Metro accepts used oil for curbside recycling, but they insist that it be in a transparent container, which rules out any motor oil bottle I’ve ever seen. Why can’t we recycle used
motor oil in the containers the new oil came in?

—Ugly Barry

One of the great things about being Dr. Know (aside from the lovely tiara, and the power to turn milk sour with a glance) is the fact that, on the rare occasion I can't find the answer to a question, the readers will. And that's good, because this one is surprisingly difficult to get to the bottom of.

First things first: Metro will accept your motor oil in opaque jugs if you take it to the transfer station yourself—it's only when you put it on the curb that it's snubbed.

According to Metro's Jim Middaugh, the transparent-jug rule is part of the agreement between the city of Portland and the private trash haulers. A city employee then told me, unofficially, that the haulers want to be sure that it's really oil in the jug. But since they turn over that jug, unopened, to the same transfer station that accepts the opaque jugs anyway, why should anyone care?

Here's another interesting tidbit: In Seattle, they accept opaque jugs curbside! But they have to be one-gallon jugs, which still rules out the one-quart jugs new oil usually comes in. Suspicious, no?

Since neither of the two private haulers I called with this question got back to me, I figure I'll just make something up and wait for the phone to ring:

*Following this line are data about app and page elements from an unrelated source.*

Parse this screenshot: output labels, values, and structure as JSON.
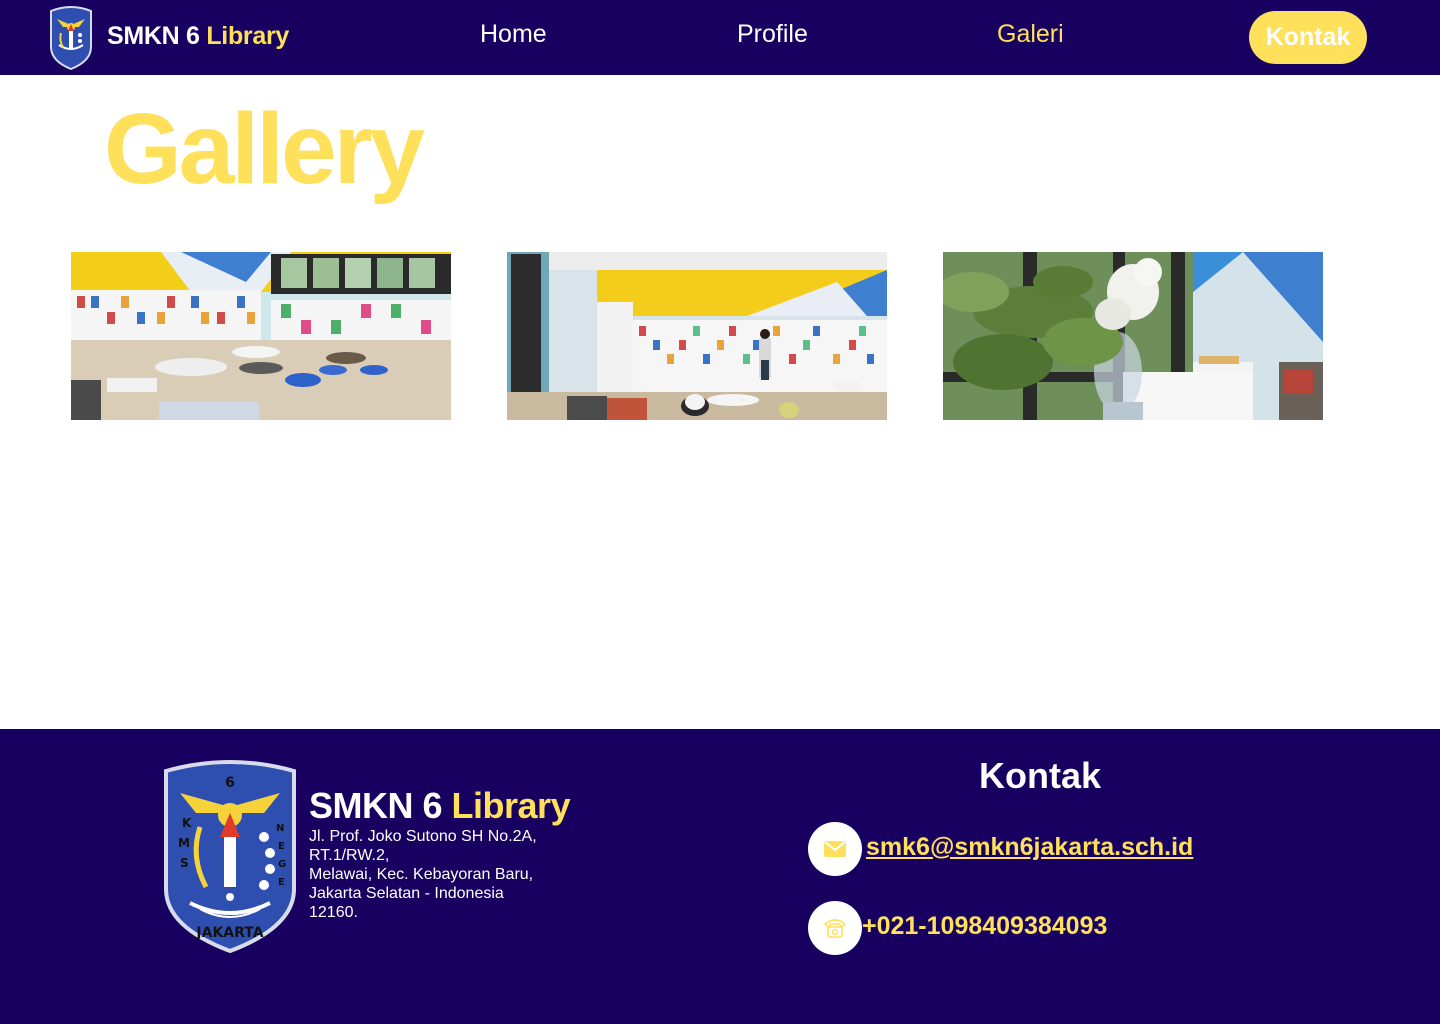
{
  "navbar": {
    "brand_part1": "SMKN 6",
    "brand_part2": "Library",
    "links": [
      "Home",
      "Profile",
      "Galeri"
    ],
    "active_link": "Galeri",
    "cta_label": "Kontak"
  },
  "page": {
    "title": "Gallery"
  },
  "gallery": {
    "photos": [
      {
        "subject": "library-reading-room"
      },
      {
        "subject": "library-bookshelves-students"
      },
      {
        "subject": "window-plant-and-flower"
      }
    ]
  },
  "footer": {
    "brand_part1": "SMKN 6",
    "brand_part2": "Library",
    "address_lines": [
      "Jl. Prof. Joko Sutono SH No.2A,",
      "RT.1/RW.2,",
      "Melawai, Kec. Kebayoran Baru,",
      "Jakarta Selatan - Indonesia",
      "12160."
    ],
    "contact_heading": "Kontak",
    "email": "smk6@smkn6jakarta.sch.id",
    "phone": "+021-1098409384093",
    "email_icon": "mail-icon",
    "phone_icon": "phone-icon"
  },
  "colors": {
    "primary": "#170060",
    "accent": "#FFE05A",
    "text_light": "#FFFFFF"
  }
}
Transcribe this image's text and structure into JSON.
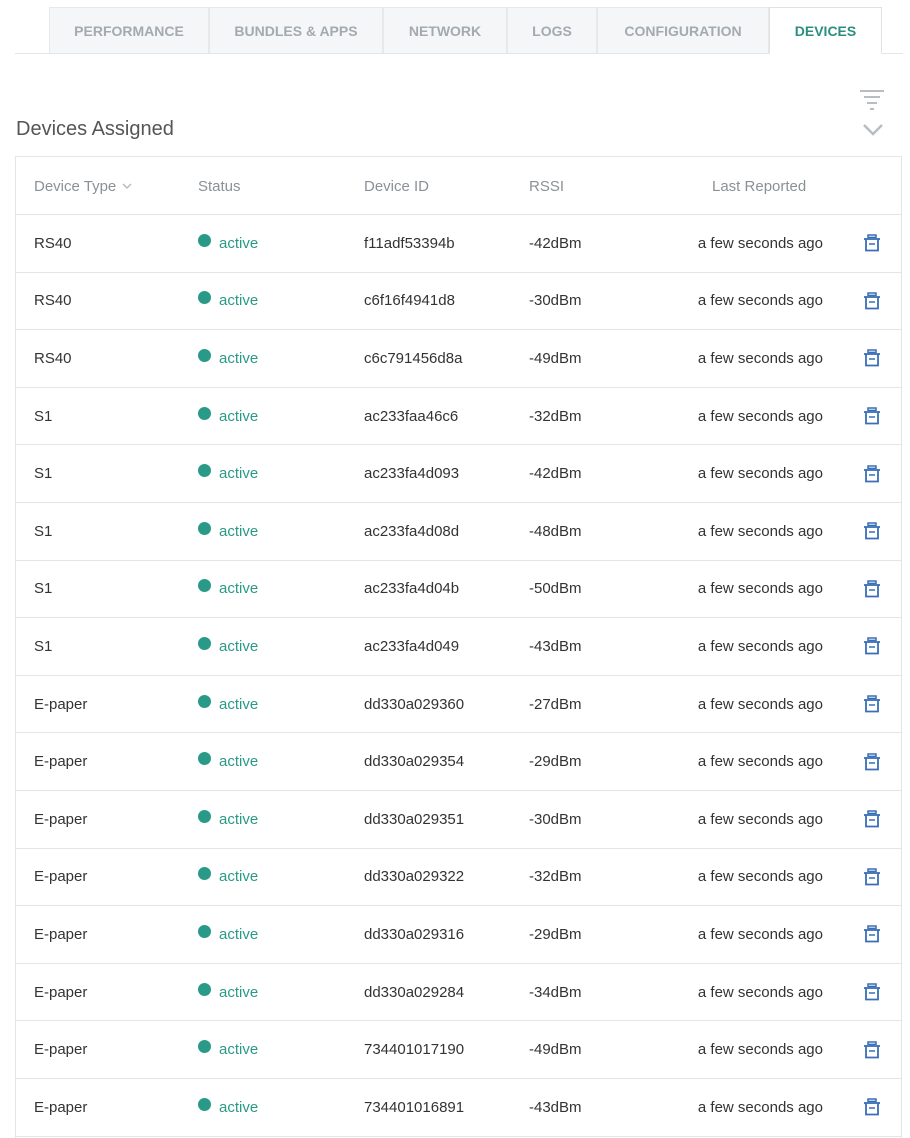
{
  "tabs": [
    {
      "label": "PERFORMANCE"
    },
    {
      "label": "BUNDLES & APPS"
    },
    {
      "label": "NETWORK"
    },
    {
      "label": "LOGS"
    },
    {
      "label": "CONFIGURATION"
    },
    {
      "label": "DEVICES"
    }
  ],
  "active_tab": "DEVICES",
  "section_title": "Devices Assigned",
  "table": {
    "headers": {
      "device_type": "Device Type",
      "status": "Status",
      "device_id": "Device ID",
      "rssi": "RSSI",
      "last_reported": "Last Reported"
    },
    "rows": [
      {
        "type": "RS40",
        "status": "active",
        "id": "f11adf53394b",
        "rssi": "-42dBm",
        "last": "a few seconds ago"
      },
      {
        "type": "RS40",
        "status": "active",
        "id": "c6f16f4941d8",
        "rssi": "-30dBm",
        "last": "a few seconds ago"
      },
      {
        "type": "RS40",
        "status": "active",
        "id": "c6c791456d8a",
        "rssi": "-49dBm",
        "last": "a few seconds ago"
      },
      {
        "type": "S1",
        "status": "active",
        "id": "ac233faa46c6",
        "rssi": "-32dBm",
        "last": "a few seconds ago"
      },
      {
        "type": "S1",
        "status": "active",
        "id": "ac233fa4d093",
        "rssi": "-42dBm",
        "last": "a few seconds ago"
      },
      {
        "type": "S1",
        "status": "active",
        "id": "ac233fa4d08d",
        "rssi": "-48dBm",
        "last": "a few seconds ago"
      },
      {
        "type": "S1",
        "status": "active",
        "id": "ac233fa4d04b",
        "rssi": "-50dBm",
        "last": "a few seconds ago"
      },
      {
        "type": "S1",
        "status": "active",
        "id": "ac233fa4d049",
        "rssi": "-43dBm",
        "last": "a few seconds ago"
      },
      {
        "type": "E-paper",
        "status": "active",
        "id": "dd330a029360",
        "rssi": "-27dBm",
        "last": "a few seconds ago"
      },
      {
        "type": "E-paper",
        "status": "active",
        "id": "dd330a029354",
        "rssi": "-29dBm",
        "last": "a few seconds ago"
      },
      {
        "type": "E-paper",
        "status": "active",
        "id": "dd330a029351",
        "rssi": "-30dBm",
        "last": "a few seconds ago"
      },
      {
        "type": "E-paper",
        "status": "active",
        "id": "dd330a029322",
        "rssi": "-32dBm",
        "last": "a few seconds ago"
      },
      {
        "type": "E-paper",
        "status": "active",
        "id": "dd330a029316",
        "rssi": "-29dBm",
        "last": "a few seconds ago"
      },
      {
        "type": "E-paper",
        "status": "active",
        "id": "dd330a029284",
        "rssi": "-34dBm",
        "last": "a few seconds ago"
      },
      {
        "type": "E-paper",
        "status": "active",
        "id": "734401017190",
        "rssi": "-49dBm",
        "last": "a few seconds ago"
      },
      {
        "type": "E-paper",
        "status": "active",
        "id": "734401016891",
        "rssi": "-43dBm",
        "last": "a few seconds ago"
      }
    ]
  },
  "icons": {
    "filter": "filter-icon",
    "collapse": "chevron-down-icon",
    "sort": "sort-down-icon",
    "delete": "trash-icon",
    "status_dot": "status-dot-icon"
  },
  "colors": {
    "accent": "#2a8f80",
    "status_active": "#2a9a88",
    "delete_icon": "#3a6fb5"
  }
}
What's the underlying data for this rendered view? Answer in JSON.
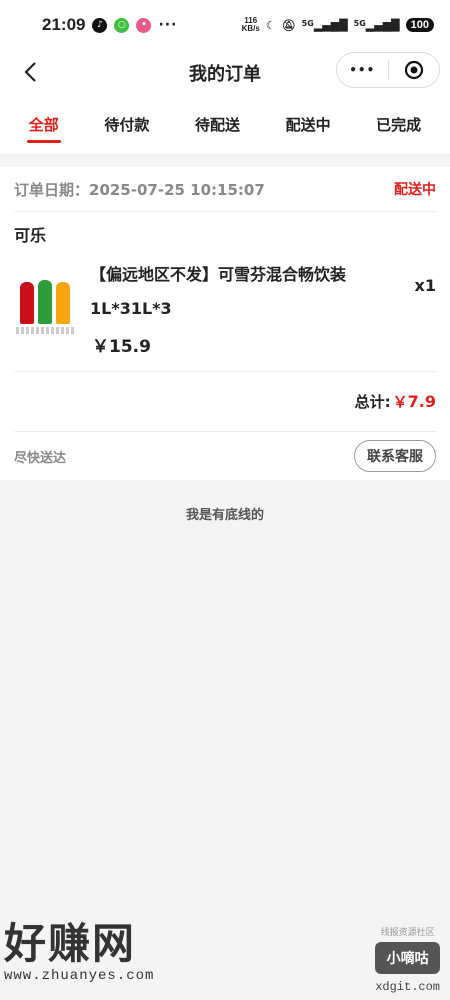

It's a conspiracy. The garbage company doesn't want to deal with your oil, so they make it tough to recycle on purpose. Also, most garbagemen are werewolves. Anybody wants to correct me, drop me a line.